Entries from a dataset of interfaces
________________________________________

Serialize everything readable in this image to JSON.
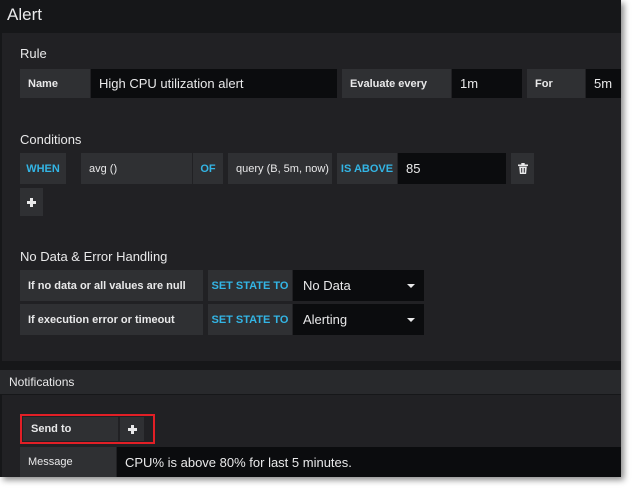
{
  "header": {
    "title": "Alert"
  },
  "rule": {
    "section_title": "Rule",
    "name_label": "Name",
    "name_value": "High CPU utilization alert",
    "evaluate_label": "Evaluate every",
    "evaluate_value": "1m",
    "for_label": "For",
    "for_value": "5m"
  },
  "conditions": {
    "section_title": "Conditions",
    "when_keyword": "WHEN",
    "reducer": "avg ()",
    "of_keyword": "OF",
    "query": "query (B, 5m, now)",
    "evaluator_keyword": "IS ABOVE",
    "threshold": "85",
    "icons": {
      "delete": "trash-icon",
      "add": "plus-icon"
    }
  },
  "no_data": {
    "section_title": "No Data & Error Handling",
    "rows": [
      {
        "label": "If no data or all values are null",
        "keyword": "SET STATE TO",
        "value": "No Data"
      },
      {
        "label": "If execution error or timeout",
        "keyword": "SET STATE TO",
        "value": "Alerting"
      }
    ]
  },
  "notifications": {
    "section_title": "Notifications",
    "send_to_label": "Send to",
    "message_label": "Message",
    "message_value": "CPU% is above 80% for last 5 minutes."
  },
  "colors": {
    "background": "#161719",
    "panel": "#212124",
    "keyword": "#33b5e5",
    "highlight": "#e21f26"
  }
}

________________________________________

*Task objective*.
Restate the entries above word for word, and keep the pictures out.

*Solution to the problem*.
Serialize everything readable in this image to JSON.
{
  "header": {
    "title": "Alert"
  },
  "rule": {
    "section_title": "Rule",
    "name_label": "Name",
    "name_value": "High CPU utilization alert",
    "evaluate_label": "Evaluate every",
    "evaluate_value": "1m",
    "for_label": "For",
    "for_value": "5m"
  },
  "conditions": {
    "section_title": "Conditions",
    "when_keyword": "WHEN",
    "reducer": "avg ()",
    "of_keyword": "OF",
    "query": "query (B, 5m, now)",
    "evaluator_keyword": "IS ABOVE",
    "threshold": "85",
    "icons": {
      "delete": "trash-icon",
      "add": "plus-icon"
    }
  },
  "no_data": {
    "section_title": "No Data & Error Handling",
    "rows": [
      {
        "label": "If no data or all values are null",
        "keyword": "SET STATE TO",
        "value": "No Data"
      },
      {
        "label": "If execution error or timeout",
        "keyword": "SET STATE TO",
        "value": "Alerting"
      }
    ]
  },
  "notifications": {
    "section_title": "Notifications",
    "send_to_label": "Send to",
    "message_label": "Message",
    "message_value": "CPU% is above 80% for last 5 minutes."
  },
  "colors": {
    "background": "#161719",
    "panel": "#212124",
    "keyword": "#33b5e5",
    "highlight": "#e21f26"
  }
}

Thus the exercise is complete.